1. This study examined the associations between emotional labor strategies, stress from emotional labor, and burnout in nurses.
2. Bivariate analyses revealed that surface acting was positively correlated with stress and burnout, deep acting was negatively correlated with burnout, and naturally felt emotions were negatively correlated with stress and burnout.
3. The path analysis revealed that surface acting was positively associated with stress, naturally felt emotions were negatively associated with burnout, and the stress from emotional labor was positively associated with burnout.
The article is generally reliable as it provides a detailed description of the research methods used to collect data for the study. The authors also provide a clear explanation of their findings and conclusions based on the data collected. Furthermore, they provide evidence to support their claims by citing relevant literature in the field.

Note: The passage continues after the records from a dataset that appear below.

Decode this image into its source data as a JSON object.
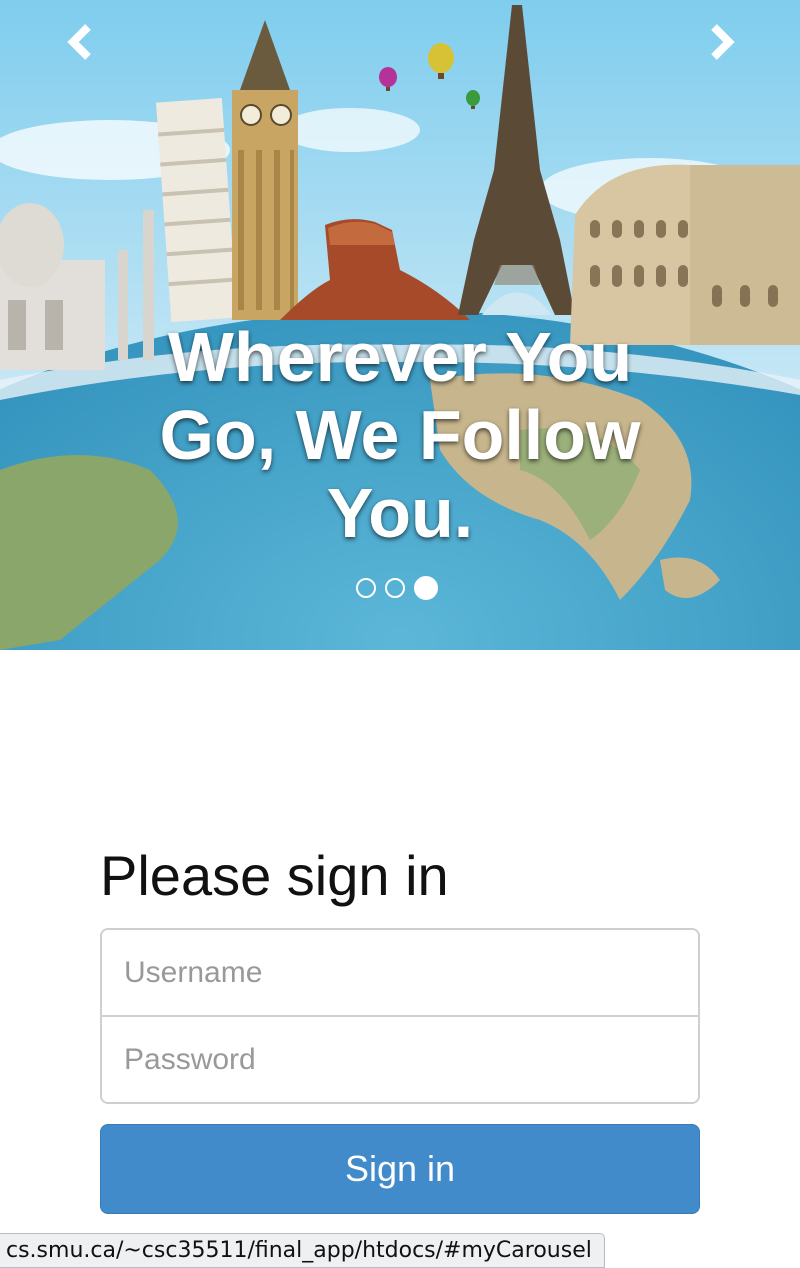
{
  "carousel": {
    "caption": "Wherever You Go, We Follow You.",
    "controls": {
      "prev_icon": "chevron-left-icon",
      "next_icon": "chevron-right-icon"
    },
    "indicators": {
      "count": 3,
      "active_index": 2
    },
    "image_description": "Travel landmarks on a globe: Taj Mahal, Leaning Tower of Pisa, Big Ben, Monument Valley butte, Eiffel Tower, Colosseum, hot air balloons"
  },
  "signin": {
    "heading": "Please sign in",
    "username_placeholder": "Username",
    "password_placeholder": "Password",
    "button_label": "Sign in",
    "button_color": "#428bca"
  },
  "status_bar": {
    "url": "cs.smu.ca/~csc35511/final_app/htdocs/#myCarousel"
  }
}
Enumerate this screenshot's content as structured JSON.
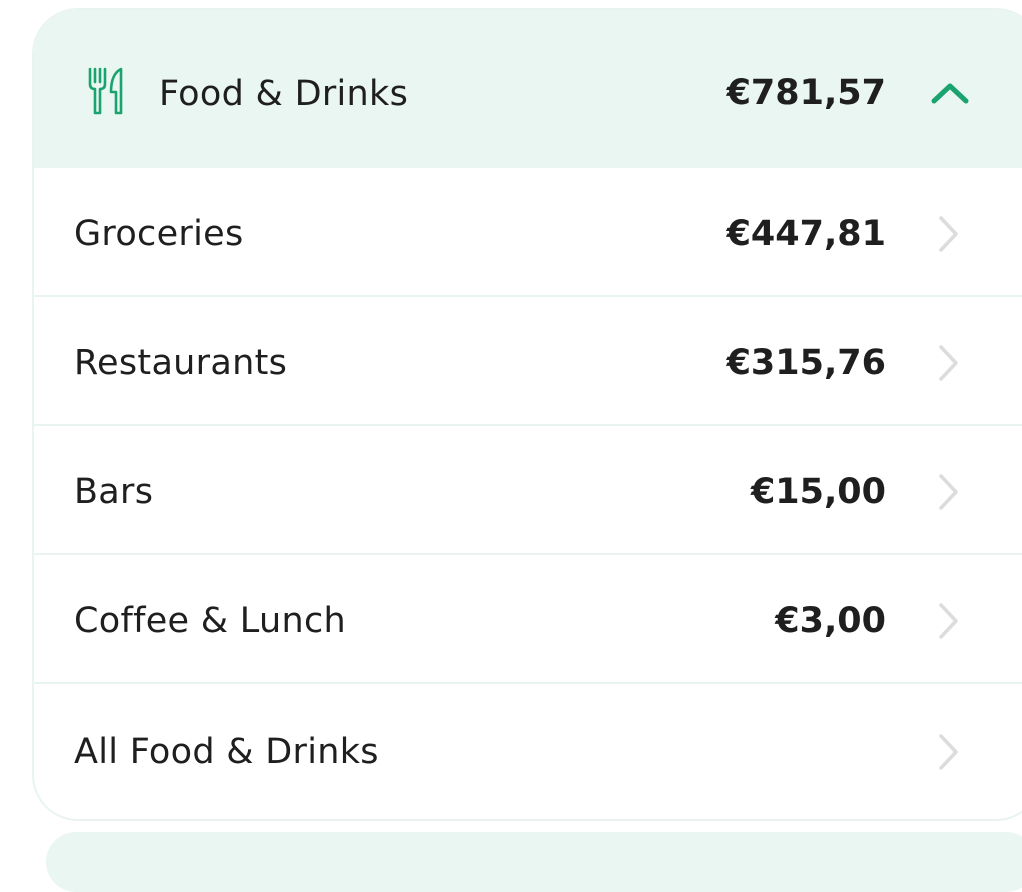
{
  "category": {
    "title": "Food & Drinks",
    "total": "€781,57",
    "icon": "fork-knife-icon",
    "expanded": true
  },
  "subcategories": [
    {
      "label": "Groceries",
      "amount": "€447,81"
    },
    {
      "label": "Restaurants",
      "amount": "€315,76"
    },
    {
      "label": "Bars",
      "amount": "€15,00"
    },
    {
      "label": "Coffee & Lunch",
      "amount": "€3,00"
    },
    {
      "label": "All Food & Drinks",
      "amount": ""
    }
  ],
  "colors": {
    "accent": "#1aa36f",
    "header_bg": "#eaf6f1",
    "text": "#1f1f1f",
    "chevron": "#dcdcdc",
    "divider": "#e9f4f0"
  }
}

However, there are some potential biases in the article that should be noted. For example, the sample size used for this study is relatively small (303 nurses), which may limit its generalizability to other populations or contexts. Additionally, since this study employed a cross-sectional design, it does not allow for causal inferences to be made about the relationships between emotional labor strategies, stress from emotional labor, and burnout among nurses. Finally, since this study was conducted in South Korea only, its results may not be applicable to other countries or cultures where different norms regarding emotional labor may exist.